How does a doctor diagnose gout?
If you have sudden or severe pain in a joint, you should talk to your primary care provider (PCP). Your PCP may send you to a rheumatologist, a doctor who specializes in gout and other kinds of arthritis.
Healthcare providers consider several things when confirming gout:
- Symptoms: The provider will ask you to describe your symptoms, how often they happen and how long they last.
- Physical examination: Your provider will examine the affected joint(s) to look for swelling, redness and warmth.
- Blood work: A test can measure the amount of uric acid in your blood.
- Imaging tests: You may have pictures taken of the affected joint(s) with X-rays, an ultrasound or MRI.

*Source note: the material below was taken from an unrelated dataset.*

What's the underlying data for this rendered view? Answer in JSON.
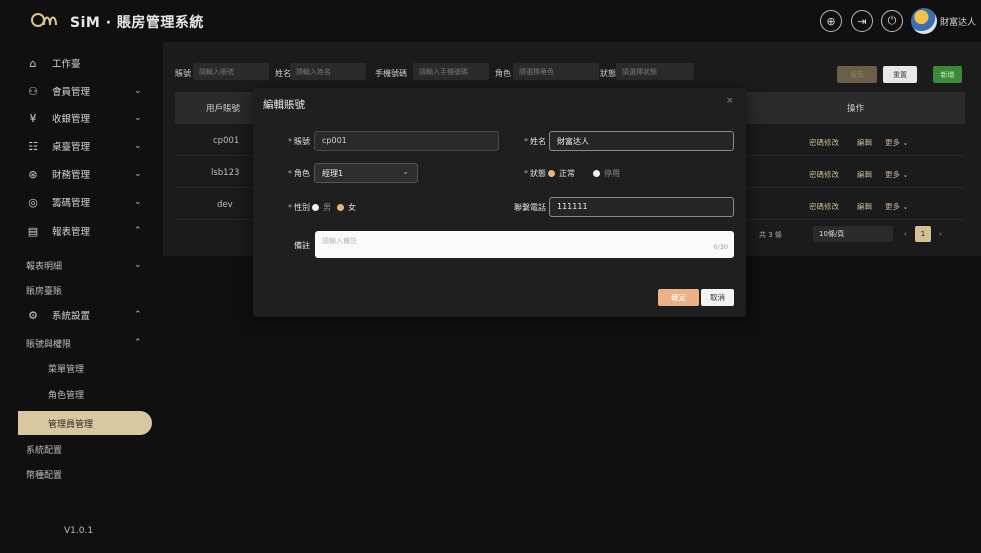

- Aspiration: The provider may use a needle to pull fluid from the joint. Using a microscope, a team member can look for uric acid crystals (confirming gout) or a different problem (such as bacteria with infection or other type of crystal).